**TRY IT:** Go through the records below and return each line that has "screenshot" in it.

Data about app and page elements

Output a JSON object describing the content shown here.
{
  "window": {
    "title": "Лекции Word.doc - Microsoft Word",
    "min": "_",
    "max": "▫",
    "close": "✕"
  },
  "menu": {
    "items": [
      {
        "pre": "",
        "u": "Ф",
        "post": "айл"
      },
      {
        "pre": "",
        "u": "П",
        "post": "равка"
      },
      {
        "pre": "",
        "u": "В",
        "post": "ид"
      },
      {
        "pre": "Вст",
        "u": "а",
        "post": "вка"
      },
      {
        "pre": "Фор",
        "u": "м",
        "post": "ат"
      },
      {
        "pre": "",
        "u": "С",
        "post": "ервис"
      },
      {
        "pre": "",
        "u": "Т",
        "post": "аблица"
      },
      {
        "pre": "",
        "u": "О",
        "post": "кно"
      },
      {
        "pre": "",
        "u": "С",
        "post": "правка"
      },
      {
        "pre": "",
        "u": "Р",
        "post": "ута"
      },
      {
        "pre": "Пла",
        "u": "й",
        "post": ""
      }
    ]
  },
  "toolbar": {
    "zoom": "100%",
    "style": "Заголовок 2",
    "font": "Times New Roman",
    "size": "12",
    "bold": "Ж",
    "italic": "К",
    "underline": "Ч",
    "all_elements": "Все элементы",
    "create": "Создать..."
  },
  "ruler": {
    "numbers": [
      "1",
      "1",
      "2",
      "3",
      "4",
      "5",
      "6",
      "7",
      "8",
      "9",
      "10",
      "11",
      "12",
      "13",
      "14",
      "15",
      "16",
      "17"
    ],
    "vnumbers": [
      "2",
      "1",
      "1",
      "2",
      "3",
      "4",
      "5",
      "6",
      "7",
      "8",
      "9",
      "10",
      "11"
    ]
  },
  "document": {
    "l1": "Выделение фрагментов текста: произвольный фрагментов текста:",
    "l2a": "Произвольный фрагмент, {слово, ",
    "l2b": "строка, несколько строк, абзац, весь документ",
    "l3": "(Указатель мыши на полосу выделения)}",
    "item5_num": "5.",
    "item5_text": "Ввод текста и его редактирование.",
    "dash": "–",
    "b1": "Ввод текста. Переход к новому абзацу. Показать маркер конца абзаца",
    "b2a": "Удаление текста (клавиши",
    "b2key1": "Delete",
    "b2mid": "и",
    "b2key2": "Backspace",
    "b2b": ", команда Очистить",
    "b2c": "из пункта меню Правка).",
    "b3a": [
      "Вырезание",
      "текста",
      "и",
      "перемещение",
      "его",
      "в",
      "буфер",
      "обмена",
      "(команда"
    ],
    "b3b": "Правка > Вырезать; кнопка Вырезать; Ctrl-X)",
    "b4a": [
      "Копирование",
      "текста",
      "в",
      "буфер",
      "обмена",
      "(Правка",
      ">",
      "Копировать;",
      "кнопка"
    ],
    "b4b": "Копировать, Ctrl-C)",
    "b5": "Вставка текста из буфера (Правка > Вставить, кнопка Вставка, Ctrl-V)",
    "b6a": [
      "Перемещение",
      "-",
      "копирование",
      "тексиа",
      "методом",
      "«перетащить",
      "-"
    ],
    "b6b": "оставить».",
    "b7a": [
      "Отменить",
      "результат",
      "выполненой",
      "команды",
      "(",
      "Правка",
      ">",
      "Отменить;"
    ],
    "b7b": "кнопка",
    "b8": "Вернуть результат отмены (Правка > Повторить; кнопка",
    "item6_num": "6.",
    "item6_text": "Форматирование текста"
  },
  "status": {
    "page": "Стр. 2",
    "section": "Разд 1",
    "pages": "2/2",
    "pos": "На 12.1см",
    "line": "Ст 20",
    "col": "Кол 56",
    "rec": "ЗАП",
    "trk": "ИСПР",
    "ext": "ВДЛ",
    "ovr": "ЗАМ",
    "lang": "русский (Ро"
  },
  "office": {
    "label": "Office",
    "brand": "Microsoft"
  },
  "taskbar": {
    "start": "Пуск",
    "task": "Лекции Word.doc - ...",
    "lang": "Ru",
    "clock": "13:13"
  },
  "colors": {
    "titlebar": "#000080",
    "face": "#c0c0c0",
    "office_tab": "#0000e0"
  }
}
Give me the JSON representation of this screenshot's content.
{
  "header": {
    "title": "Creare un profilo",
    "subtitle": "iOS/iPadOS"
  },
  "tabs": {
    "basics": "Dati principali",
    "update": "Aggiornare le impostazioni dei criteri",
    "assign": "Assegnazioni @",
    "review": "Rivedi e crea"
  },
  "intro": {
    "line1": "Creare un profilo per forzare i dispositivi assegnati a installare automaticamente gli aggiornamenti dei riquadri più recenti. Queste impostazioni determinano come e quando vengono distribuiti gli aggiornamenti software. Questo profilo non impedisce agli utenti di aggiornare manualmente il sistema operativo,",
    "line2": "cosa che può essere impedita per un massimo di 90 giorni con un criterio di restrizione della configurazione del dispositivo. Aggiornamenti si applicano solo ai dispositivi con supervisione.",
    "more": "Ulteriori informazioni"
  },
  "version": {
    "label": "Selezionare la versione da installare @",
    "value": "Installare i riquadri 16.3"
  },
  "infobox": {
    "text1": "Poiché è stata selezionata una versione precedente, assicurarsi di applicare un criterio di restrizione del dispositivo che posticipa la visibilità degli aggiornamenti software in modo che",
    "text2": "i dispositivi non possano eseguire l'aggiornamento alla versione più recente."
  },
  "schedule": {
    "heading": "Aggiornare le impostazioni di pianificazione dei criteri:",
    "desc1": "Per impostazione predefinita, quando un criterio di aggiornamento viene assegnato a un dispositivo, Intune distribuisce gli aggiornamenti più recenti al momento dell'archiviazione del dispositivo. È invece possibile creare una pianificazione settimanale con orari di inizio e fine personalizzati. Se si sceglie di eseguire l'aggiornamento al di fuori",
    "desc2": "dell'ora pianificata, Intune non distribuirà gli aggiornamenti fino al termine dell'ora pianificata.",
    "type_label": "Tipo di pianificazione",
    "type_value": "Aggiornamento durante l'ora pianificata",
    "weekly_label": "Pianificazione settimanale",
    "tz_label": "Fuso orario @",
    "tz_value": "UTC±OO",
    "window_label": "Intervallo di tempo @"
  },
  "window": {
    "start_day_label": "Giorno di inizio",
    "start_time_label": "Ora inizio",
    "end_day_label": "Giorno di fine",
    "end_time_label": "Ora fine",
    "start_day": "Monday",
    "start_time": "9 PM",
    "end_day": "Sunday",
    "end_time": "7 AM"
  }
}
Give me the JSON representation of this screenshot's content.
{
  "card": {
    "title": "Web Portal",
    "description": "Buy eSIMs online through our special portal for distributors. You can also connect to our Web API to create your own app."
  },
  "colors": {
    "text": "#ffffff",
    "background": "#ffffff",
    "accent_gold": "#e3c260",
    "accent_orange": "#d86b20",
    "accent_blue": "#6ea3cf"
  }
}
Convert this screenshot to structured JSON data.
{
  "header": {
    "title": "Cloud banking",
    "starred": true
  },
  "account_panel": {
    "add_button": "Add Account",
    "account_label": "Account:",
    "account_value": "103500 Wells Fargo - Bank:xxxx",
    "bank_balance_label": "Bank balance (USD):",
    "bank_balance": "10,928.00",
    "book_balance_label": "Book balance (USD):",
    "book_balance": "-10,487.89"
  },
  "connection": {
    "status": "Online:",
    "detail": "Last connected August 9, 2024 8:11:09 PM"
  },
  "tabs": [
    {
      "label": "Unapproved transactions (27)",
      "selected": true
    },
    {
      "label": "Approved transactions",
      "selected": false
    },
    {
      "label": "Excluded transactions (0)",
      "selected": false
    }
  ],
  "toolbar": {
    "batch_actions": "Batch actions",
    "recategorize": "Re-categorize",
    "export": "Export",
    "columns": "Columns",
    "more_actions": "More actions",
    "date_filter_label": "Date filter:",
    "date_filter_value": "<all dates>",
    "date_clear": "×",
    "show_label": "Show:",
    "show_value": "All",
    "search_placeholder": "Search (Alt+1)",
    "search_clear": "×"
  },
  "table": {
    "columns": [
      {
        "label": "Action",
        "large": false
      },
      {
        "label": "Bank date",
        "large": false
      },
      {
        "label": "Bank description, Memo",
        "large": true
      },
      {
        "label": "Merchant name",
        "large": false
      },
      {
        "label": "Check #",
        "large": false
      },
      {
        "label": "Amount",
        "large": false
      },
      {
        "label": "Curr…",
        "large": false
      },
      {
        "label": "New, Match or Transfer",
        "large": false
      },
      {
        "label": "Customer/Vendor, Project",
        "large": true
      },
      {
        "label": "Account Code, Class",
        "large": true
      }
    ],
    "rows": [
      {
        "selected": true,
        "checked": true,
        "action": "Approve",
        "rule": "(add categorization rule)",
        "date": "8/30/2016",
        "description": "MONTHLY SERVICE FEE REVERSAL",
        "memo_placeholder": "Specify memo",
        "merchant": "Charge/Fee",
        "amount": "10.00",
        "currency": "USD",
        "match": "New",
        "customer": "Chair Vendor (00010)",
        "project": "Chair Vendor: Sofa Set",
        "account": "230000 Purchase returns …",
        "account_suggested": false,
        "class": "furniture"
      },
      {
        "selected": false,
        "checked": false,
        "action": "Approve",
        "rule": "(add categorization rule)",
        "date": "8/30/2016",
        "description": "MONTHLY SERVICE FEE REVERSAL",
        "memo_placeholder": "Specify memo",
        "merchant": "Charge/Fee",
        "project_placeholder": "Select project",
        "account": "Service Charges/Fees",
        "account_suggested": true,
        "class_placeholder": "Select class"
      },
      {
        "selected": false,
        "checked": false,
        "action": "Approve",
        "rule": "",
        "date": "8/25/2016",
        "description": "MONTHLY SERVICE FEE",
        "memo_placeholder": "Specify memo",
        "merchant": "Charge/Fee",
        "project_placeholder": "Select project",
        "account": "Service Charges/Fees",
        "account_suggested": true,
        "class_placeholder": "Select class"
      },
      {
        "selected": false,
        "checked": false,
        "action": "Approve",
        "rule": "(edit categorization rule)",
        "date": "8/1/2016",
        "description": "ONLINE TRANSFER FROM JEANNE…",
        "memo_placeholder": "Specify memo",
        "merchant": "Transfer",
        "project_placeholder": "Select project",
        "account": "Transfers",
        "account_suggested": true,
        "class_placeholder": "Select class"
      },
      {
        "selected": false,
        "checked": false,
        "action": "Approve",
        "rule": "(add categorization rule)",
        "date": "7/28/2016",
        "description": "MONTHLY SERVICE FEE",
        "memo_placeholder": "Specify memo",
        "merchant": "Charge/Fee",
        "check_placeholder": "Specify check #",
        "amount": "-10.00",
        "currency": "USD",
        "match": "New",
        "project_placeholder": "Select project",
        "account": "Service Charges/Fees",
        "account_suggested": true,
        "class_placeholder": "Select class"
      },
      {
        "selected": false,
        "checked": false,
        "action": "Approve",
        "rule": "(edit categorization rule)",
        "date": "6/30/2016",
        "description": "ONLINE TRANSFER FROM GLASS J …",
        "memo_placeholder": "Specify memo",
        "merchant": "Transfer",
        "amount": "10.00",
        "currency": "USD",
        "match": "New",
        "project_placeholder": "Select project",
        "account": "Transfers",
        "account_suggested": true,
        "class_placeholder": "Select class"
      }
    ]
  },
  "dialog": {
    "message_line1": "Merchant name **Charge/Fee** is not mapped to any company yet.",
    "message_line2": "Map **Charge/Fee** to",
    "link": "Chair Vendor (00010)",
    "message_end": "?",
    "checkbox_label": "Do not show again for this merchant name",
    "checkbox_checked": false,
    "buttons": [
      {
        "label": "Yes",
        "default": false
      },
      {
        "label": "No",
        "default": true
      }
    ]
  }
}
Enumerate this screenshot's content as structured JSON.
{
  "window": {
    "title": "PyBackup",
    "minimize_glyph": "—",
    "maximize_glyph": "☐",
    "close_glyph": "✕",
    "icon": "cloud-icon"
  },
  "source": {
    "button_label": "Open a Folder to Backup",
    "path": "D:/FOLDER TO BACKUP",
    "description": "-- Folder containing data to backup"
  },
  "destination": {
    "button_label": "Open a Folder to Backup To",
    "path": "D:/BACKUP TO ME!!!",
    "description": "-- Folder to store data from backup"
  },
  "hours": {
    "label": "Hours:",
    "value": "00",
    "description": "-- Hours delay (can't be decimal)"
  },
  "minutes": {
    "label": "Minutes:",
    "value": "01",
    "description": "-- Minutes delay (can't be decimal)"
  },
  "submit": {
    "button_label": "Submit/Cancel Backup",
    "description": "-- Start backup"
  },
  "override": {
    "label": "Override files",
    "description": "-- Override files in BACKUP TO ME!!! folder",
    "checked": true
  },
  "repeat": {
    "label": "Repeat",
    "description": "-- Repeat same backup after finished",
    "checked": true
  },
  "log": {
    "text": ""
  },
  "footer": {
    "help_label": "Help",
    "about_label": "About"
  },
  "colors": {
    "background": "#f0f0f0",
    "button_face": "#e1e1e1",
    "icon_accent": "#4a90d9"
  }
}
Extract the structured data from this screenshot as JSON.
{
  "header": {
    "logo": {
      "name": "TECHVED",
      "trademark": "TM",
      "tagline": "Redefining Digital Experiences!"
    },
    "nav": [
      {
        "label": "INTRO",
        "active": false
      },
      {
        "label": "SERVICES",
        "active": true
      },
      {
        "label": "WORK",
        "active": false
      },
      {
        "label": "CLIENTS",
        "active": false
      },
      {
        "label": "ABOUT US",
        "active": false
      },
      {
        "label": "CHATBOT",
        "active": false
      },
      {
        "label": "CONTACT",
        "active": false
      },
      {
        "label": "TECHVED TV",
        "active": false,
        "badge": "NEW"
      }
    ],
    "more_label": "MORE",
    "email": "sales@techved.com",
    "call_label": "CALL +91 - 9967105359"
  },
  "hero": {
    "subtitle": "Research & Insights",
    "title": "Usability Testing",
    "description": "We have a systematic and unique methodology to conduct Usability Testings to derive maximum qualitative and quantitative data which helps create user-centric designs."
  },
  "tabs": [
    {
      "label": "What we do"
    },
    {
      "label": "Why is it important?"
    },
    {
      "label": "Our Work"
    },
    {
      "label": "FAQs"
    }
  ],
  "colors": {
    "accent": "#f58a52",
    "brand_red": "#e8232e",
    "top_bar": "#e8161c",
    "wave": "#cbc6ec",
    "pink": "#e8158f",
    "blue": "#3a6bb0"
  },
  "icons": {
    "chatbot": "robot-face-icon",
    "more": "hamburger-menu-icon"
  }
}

**TASK ANSWER:**
Give me the JSON representation of this screenshot's content.
Give me the JSON representation of this screenshot's content.
Convert this screenshot to structured JSON data.
Enumerate this screenshot's content as structured JSON.
Extract the structured data from this screenshot as JSON.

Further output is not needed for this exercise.